Monday, April 28, 2014

Disney Animator Andreas Deja in the MCL

Andreas Deja
Andreas Deja always knew he wanted to be a Disney animator. Born in Poland and raised in Germany, he sent his first letter to the studio inquiring about a job when he was only ten years old. He received a form letter in return, but it was full of encouraging words urging him to study art and build a portfolio. As a teen, he continued to practice his craft, corresponding with Eric Larson, one of Disney's Nine Old Men who headed up the animation training program at the studio. Andreas graduated from university in 1980 and by the end of the summer had accepted a position at Disney. It would mark the beginning of a relationship that would last over 30 years.

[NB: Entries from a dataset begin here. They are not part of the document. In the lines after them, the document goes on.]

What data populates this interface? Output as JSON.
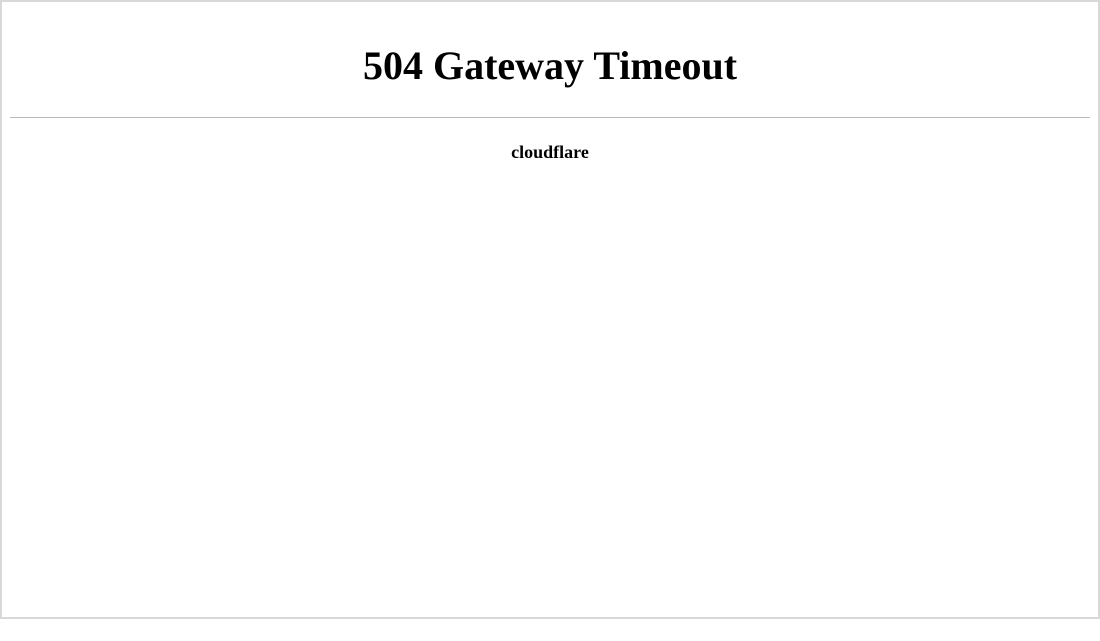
{
  "error": {
    "heading": "504 Gateway Timeout",
    "provider": "cloudflare"
  }
}
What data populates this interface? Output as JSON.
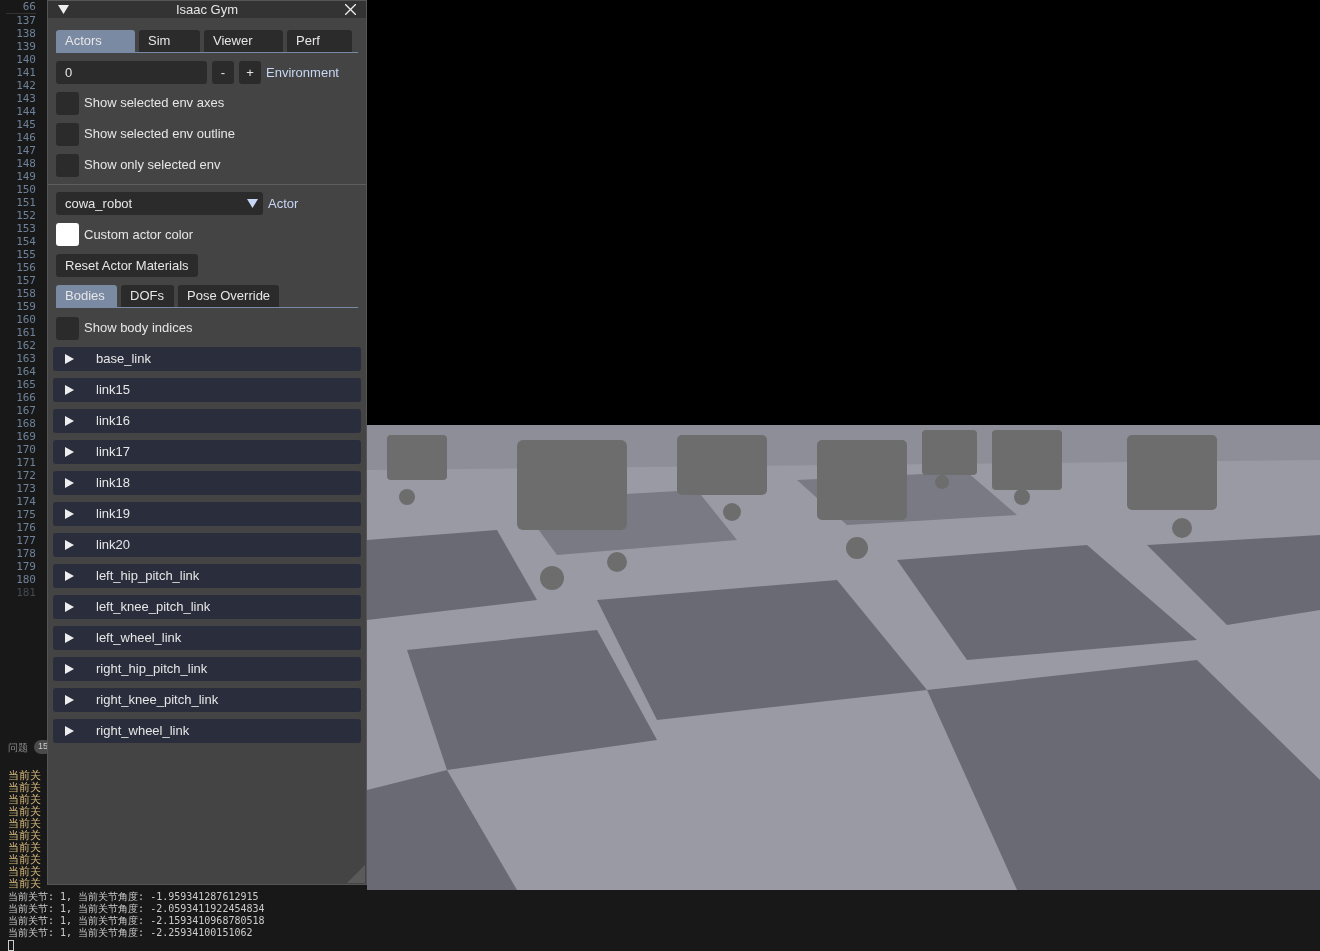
{
  "editor": {
    "line_numbers": [
      {
        "text": "66",
        "dim": false
      },
      {
        "text": "137",
        "dim": false
      },
      {
        "text": "138",
        "dim": false
      },
      {
        "text": "139",
        "dim": false
      },
      {
        "text": "140",
        "dim": false
      },
      {
        "text": "141",
        "dim": false
      },
      {
        "text": "142",
        "dim": false
      },
      {
        "text": "143",
        "dim": false
      },
      {
        "text": "144",
        "dim": false
      },
      {
        "text": "145",
        "dim": false
      },
      {
        "text": "146",
        "dim": false
      },
      {
        "text": "147",
        "dim": false
      },
      {
        "text": "148",
        "dim": false
      },
      {
        "text": "149",
        "dim": false
      },
      {
        "text": "150",
        "dim": false
      },
      {
        "text": "151",
        "dim": false
      },
      {
        "text": "152",
        "dim": false
      },
      {
        "text": "153",
        "dim": false
      },
      {
        "text": "154",
        "dim": false
      },
      {
        "text": "155",
        "dim": false
      },
      {
        "text": "156",
        "dim": false
      },
      {
        "text": "157",
        "dim": false
      },
      {
        "text": "158",
        "dim": false
      },
      {
        "text": "159",
        "dim": false
      },
      {
        "text": "160",
        "dim": false
      },
      {
        "text": "161",
        "dim": false
      },
      {
        "text": "162",
        "dim": false
      },
      {
        "text": "163",
        "dim": false
      },
      {
        "text": "164",
        "dim": false
      },
      {
        "text": "165",
        "dim": false
      },
      {
        "text": "166",
        "dim": false
      },
      {
        "text": "167",
        "dim": false
      },
      {
        "text": "168",
        "dim": false
      },
      {
        "text": "169",
        "dim": false
      },
      {
        "text": "170",
        "dim": false
      },
      {
        "text": "171",
        "dim": false
      },
      {
        "text": "172",
        "dim": false
      },
      {
        "text": "173",
        "dim": false
      },
      {
        "text": "174",
        "dim": false
      },
      {
        "text": "175",
        "dim": false
      },
      {
        "text": "176",
        "dim": false
      },
      {
        "text": "177",
        "dim": false
      },
      {
        "text": "178",
        "dim": false
      },
      {
        "text": "179",
        "dim": false
      },
      {
        "text": "180",
        "dim": false
      },
      {
        "text": "181",
        "dim": true
      }
    ]
  },
  "bottom_panel": {
    "tab": "问题",
    "badge": "15",
    "terminal_lines": [
      "当前关",
      "当前关",
      "当前关",
      "当前关",
      "当前关",
      "当前关",
      "当前关",
      "当前关",
      "当前关",
      "当前关",
      "当前关节: 1, 当前关节角度: -1.959341287612915",
      "当前关节: 1, 当前关节角度: -2.0593411922454834",
      "当前关节: 1, 当前关节角度: -2.1593410968780518",
      "当前关节: 1, 当前关节角度: -2.25934100151062"
    ]
  },
  "panel": {
    "title": "Isaac Gym",
    "tabs": [
      {
        "label": "Actors",
        "selected": true
      },
      {
        "label": "Sim",
        "selected": false
      },
      {
        "label": "Viewer",
        "selected": false
      },
      {
        "label": "Perf",
        "selected": false
      }
    ],
    "environment": {
      "value": "0",
      "minus": "-",
      "plus": "+",
      "label": "Environment"
    },
    "env_options": [
      {
        "label": "Show selected env axes",
        "checked": false
      },
      {
        "label": "Show selected env outline",
        "checked": false
      },
      {
        "label": "Show only selected env",
        "checked": false
      }
    ],
    "actor": {
      "value": "cowa_robot",
      "label": "Actor"
    },
    "custom_color": {
      "label": "Custom actor color"
    },
    "reset_button": "Reset Actor Materials",
    "subtabs": [
      {
        "label": "Bodies",
        "selected": true
      },
      {
        "label": "DOFs",
        "selected": false
      },
      {
        "label": "Pose Override",
        "selected": false
      }
    ],
    "show_body_indices": {
      "label": "Show body indices",
      "checked": false
    },
    "bodies": [
      {
        "label": "base_link",
        "expanded": false
      },
      {
        "label": "link15",
        "expanded": false
      },
      {
        "label": "link16",
        "expanded": false
      },
      {
        "label": "link17",
        "expanded": false
      },
      {
        "label": "link18",
        "expanded": false
      },
      {
        "label": "link19",
        "expanded": false
      },
      {
        "label": "link20",
        "expanded": false
      },
      {
        "label": "left_hip_pitch_link",
        "expanded": false
      },
      {
        "label": "left_knee_pitch_link",
        "expanded": false
      },
      {
        "label": "left_wheel_link",
        "expanded": false
      },
      {
        "label": "right_hip_pitch_link",
        "expanded": false
      },
      {
        "label": "right_knee_pitch_link",
        "expanded": false
      },
      {
        "label": "right_wheel_link",
        "expanded": false
      }
    ]
  }
}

The first film Andreas worked on was The Black Cauldron, doing early character design, costume research and some animation. Over time, he lent his talent to Oliver & Company, Who Framed Roger Rabbit and The Little Mermaid. He found his niche as a master of villains when he became supervising animator of Gaston in Beauty and the Beast. More bad guys would follow: Jafar in Aladdin and Scar in The Lion King.

Scar in The Lion King
Andreas finds drawing villains more fun than drawing heroes. He says, "You have so much more to work with in terms of expressions and acting and drawing-wise than you would have with a nice princess or a prince, you know, where you have to be ever so careful with the draftsmanship." Still, he managed to draw his share of heroes. He was supervising animator of adult Hercules in Hercules, as well as that most heroic of rodents, Mickey Mouse, in the shorts The Prince and the Pauper and Runaway Brain.

Today, we celebrate one of Disney's truly great animation artists. Andreas Deja is my guest in The Mouse Castle Lounge.

No comments:

Post a Comment